Task to complete:
Please work out how many lines in the records below include the word "分数的初步认识", and reply with that number only.

[Material for this exercise Boundary: Start]

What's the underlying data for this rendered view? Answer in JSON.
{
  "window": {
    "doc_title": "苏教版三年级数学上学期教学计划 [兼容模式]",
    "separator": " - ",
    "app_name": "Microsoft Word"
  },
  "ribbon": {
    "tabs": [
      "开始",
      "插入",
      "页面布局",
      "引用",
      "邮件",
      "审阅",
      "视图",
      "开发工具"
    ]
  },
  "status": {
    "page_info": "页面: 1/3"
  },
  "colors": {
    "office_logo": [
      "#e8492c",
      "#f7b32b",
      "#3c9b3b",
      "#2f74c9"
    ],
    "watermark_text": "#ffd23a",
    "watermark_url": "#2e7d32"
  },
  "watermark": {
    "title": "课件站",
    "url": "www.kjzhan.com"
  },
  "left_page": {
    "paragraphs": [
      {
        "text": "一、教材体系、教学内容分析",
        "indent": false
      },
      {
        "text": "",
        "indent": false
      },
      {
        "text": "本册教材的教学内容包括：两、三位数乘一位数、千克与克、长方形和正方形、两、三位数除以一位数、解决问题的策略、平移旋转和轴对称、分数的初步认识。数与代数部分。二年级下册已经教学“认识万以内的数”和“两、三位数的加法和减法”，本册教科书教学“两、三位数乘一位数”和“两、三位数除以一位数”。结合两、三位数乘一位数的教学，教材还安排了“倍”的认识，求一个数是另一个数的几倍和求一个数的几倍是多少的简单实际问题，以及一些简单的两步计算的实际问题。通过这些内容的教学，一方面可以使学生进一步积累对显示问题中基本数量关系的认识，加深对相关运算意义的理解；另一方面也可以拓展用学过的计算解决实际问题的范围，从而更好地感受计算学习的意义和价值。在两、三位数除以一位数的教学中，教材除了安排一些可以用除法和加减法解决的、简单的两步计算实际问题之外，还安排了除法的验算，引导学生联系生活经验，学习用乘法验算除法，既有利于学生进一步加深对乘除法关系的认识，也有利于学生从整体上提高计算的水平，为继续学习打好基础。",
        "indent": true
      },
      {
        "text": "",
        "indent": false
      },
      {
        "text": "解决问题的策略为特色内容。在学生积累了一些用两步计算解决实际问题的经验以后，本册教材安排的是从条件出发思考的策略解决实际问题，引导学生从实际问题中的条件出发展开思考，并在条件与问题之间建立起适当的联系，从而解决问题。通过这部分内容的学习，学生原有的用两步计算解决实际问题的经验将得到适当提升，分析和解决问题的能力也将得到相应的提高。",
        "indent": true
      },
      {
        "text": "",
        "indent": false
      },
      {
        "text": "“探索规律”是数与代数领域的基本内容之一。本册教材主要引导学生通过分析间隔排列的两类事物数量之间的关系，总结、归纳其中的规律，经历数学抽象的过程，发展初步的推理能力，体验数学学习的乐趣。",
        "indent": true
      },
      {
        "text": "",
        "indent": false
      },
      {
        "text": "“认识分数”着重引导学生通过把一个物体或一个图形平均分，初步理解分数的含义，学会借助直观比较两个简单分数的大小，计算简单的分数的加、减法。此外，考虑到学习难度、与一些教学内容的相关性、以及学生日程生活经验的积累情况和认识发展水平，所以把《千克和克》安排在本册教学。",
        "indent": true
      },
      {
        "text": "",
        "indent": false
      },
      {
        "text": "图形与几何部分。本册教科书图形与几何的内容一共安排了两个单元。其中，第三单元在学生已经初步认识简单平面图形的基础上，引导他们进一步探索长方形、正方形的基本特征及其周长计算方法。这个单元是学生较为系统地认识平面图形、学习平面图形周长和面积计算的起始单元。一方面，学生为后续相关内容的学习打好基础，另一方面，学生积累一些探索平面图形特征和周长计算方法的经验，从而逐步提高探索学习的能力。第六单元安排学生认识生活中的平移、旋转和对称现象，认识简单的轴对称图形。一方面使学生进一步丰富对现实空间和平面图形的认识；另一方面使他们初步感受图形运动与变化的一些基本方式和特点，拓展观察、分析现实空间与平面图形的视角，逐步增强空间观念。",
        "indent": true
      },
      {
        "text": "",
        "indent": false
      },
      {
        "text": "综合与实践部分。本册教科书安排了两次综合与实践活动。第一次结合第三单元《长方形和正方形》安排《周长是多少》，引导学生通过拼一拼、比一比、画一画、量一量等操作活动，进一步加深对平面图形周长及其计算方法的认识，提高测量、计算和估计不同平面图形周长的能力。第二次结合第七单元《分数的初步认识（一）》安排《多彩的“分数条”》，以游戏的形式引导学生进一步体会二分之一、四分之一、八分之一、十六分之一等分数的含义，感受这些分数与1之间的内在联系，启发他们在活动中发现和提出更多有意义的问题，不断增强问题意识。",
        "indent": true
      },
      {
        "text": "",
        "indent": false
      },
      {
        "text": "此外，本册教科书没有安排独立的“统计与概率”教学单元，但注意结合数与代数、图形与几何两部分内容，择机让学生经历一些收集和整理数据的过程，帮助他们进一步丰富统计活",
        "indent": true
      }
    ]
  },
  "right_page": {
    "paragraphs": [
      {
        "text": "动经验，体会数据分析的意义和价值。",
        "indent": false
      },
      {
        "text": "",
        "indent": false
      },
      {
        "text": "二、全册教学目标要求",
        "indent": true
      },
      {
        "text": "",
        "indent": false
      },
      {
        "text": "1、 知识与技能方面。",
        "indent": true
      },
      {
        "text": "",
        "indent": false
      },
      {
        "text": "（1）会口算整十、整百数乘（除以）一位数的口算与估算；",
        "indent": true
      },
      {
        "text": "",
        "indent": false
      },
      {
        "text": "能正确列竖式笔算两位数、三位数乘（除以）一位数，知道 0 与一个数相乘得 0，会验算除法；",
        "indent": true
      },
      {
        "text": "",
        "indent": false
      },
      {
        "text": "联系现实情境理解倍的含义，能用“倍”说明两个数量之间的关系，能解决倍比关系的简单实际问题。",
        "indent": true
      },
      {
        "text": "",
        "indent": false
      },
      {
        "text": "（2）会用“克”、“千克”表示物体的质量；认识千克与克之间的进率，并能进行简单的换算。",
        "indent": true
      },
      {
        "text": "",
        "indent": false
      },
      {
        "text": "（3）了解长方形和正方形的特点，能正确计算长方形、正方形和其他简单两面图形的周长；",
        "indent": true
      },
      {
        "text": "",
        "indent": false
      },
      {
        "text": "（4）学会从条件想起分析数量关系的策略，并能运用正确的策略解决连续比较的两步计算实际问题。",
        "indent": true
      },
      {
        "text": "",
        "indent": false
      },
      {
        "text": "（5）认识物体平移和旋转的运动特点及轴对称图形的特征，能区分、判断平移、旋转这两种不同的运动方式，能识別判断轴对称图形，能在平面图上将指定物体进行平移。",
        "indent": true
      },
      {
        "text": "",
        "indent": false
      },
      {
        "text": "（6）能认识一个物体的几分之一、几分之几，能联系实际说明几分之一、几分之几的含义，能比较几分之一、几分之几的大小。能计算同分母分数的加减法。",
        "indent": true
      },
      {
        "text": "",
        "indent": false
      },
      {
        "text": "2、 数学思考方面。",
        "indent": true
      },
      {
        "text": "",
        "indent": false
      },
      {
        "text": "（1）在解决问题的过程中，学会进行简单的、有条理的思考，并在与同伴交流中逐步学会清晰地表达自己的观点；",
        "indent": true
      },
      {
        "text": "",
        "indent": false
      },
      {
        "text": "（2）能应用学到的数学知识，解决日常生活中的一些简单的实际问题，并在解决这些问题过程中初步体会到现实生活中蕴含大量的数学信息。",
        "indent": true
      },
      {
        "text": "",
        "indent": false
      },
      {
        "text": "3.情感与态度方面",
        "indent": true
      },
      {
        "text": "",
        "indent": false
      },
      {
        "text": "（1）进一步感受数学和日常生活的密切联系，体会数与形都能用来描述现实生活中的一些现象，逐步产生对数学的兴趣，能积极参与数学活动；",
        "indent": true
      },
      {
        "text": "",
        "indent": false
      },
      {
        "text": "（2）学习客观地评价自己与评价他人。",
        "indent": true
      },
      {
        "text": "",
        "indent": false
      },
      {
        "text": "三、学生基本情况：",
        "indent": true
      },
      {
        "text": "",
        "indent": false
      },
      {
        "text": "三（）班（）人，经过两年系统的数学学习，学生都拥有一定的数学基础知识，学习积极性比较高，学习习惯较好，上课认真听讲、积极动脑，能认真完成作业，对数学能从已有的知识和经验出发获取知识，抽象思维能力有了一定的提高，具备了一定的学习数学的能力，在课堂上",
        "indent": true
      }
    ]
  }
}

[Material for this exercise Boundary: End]

Answer box:
2